<<<<
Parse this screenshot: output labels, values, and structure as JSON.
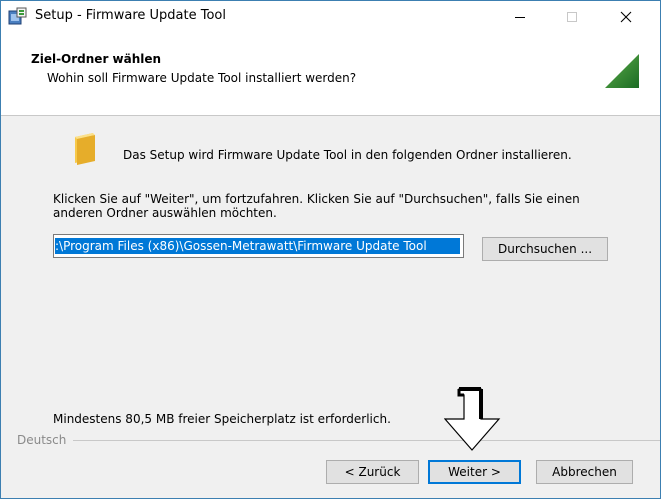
{
  "window": {
    "title": "Setup - Firmware Update Tool",
    "icons": {
      "app": "setup-installer-icon",
      "minimize": "minimize-icon",
      "maximize": "maximize-icon",
      "close": "close-icon"
    }
  },
  "header": {
    "title": "Ziel-Ordner wählen",
    "subtitle": "Wohin soll Firmware Update Tool installiert werden?",
    "logo_icon": "green-triangle-logo-icon",
    "logo_color": "#2e7d32"
  },
  "content": {
    "folder_icon": "folder-icon",
    "intro": "Das Setup wird Firmware Update Tool in den folgenden Ordner installieren.",
    "instruction": "Klicken Sie auf \"Weiter\", um fortzufahren. Klicken Sie auf \"Durchsuchen\", falls Sie einen anderen Ordner auswählen möchten.",
    "path_value": ":\\Program Files (x86)\\Gossen-Metrawatt\\Firmware Update Tool",
    "browse_label": "Durchsuchen ...",
    "space_required": "Mindestens 80,5 MB freier Speicherplatz ist erforderlich."
  },
  "footer": {
    "language": "Deutsch",
    "back_label": "< Zurück",
    "next_label": "Weiter >",
    "cancel_label": "Abbrechen"
  },
  "overlay": {
    "arrow_icon": "down-arrow-pointer-icon"
  },
  "colors": {
    "selection": "#0078d7",
    "focus_border": "#0078d7",
    "dialog_bg": "#f0f0f0"
  }
}
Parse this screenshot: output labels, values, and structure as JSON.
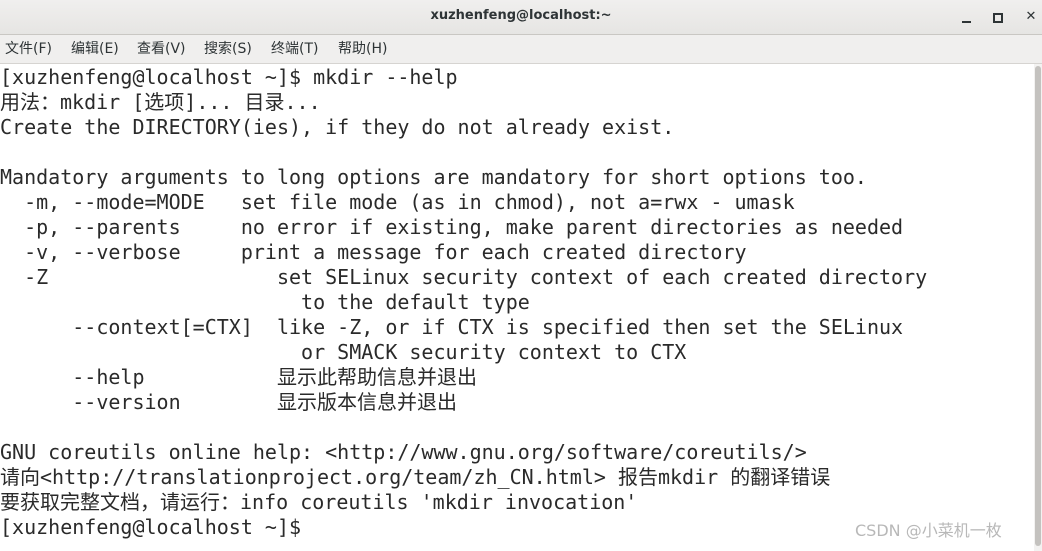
{
  "window": {
    "title": "xuzhenfeng@localhost:~",
    "controls": {
      "minimize_icon": "minimize-icon",
      "maximize_icon": "maximize-icon",
      "close_glyph": "✕"
    }
  },
  "menu": {
    "items": [
      "文件(F)",
      "编辑(E)",
      "查看(V)",
      "搜索(S)",
      "终端(T)",
      "帮助(H)"
    ]
  },
  "terminal": {
    "lines": [
      "[xuzhenfeng@localhost ~]$ mkdir --help",
      "用法：mkdir [选项]... 目录...",
      "Create the DIRECTORY(ies), if they do not already exist.",
      "",
      "Mandatory arguments to long options are mandatory for short options too.",
      "  -m, --mode=MODE   set file mode (as in chmod), not a=rwx - umask",
      "  -p, --parents     no error if existing, make parent directories as needed",
      "  -v, --verbose     print a message for each created directory",
      "  -Z                   set SELinux security context of each created directory",
      "                         to the default type",
      "      --context[=CTX]  like -Z, or if CTX is specified then set the SELinux",
      "                         or SMACK security context to CTX",
      "      --help           显示此帮助信息并退出",
      "      --version        显示版本信息并退出",
      "",
      "GNU coreutils online help: <http://www.gnu.org/software/coreutils/>",
      "请向<http://translationproject.org/team/zh_CN.html> 报告mkdir 的翻译错误",
      "要获取完整文档，请运行：info coreutils 'mkdir invocation'",
      "[xuzhenfeng@localhost ~]$"
    ]
  },
  "watermark": "CSDN @小菜机一枚",
  "colors": {
    "titlebar": "#e9e8e6",
    "terminal_bg": "#ffffff",
    "terminal_fg": "#2a2a2a"
  }
}
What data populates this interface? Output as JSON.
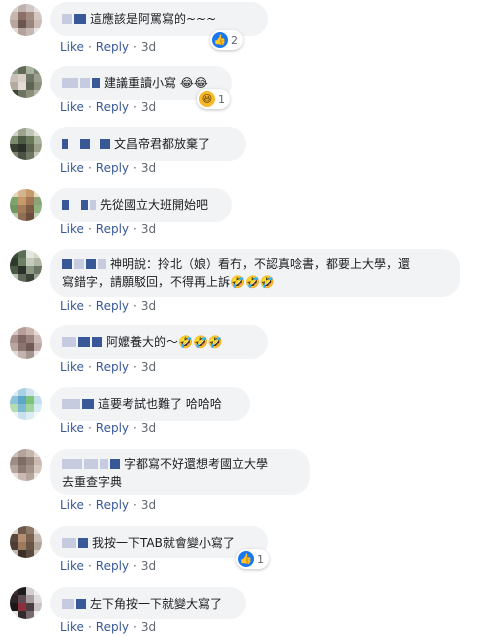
{
  "actions": {
    "like": "Like",
    "reply": "Reply",
    "dot": "·"
  },
  "comments": [
    {
      "text": "這應該是阿罵寫的~~~",
      "emoji": "",
      "time": "3d",
      "reaction_count": "2",
      "reaction_type": "like"
    },
    {
      "text": "建議重讀小寫",
      "emoji": "😂😂",
      "time": "3d",
      "reaction_count": "1",
      "reaction_type": "haha"
    },
    {
      "text": "文昌帝君都放棄了",
      "emoji": "",
      "time": "3d"
    },
    {
      "text": "先從國立大班開始吧",
      "emoji": "",
      "time": "3d"
    },
    {
      "text": "神明說：拎北（娘）看冇，不認真唸書，都要上大學，還",
      "text2": "寫錯字，請願駁回，不得再上訴",
      "emoji": "🤣🤣🤣",
      "time": "3d"
    },
    {
      "text": "阿嬤養大的～",
      "emoji": "🤣🤣🤣",
      "time": "3d"
    },
    {
      "text": "這要考試也難了 哈哈哈",
      "emoji": "",
      "time": "3d"
    },
    {
      "text": "字都寫不好還想考國立大學",
      "text2": "去重查字典",
      "emoji": "",
      "time": "3d"
    },
    {
      "text": "我按一下TAB就會變小寫了",
      "emoji": "",
      "time": "3d",
      "reaction_count": "1",
      "reaction_type": "like"
    },
    {
      "text": "左下角按一下就變大寫了",
      "emoji": "",
      "time": "3d"
    }
  ],
  "colors": {
    "link": "#385898",
    "bubble": "#f2f3f5",
    "like": "#1877f2"
  },
  "icons": {
    "like": "thumbs-up-icon",
    "haha": "laughing-face-icon"
  }
}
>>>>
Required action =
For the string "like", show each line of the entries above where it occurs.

Task answer =
      "      --context[=CTX]  like -Z, or if CTX is specified then set the SELinux",
    "like": "Like",
      "reaction_type": "like"
      "reaction_type": "like"
    "like": "#1877f2"
    "like": "thumbs-up-icon",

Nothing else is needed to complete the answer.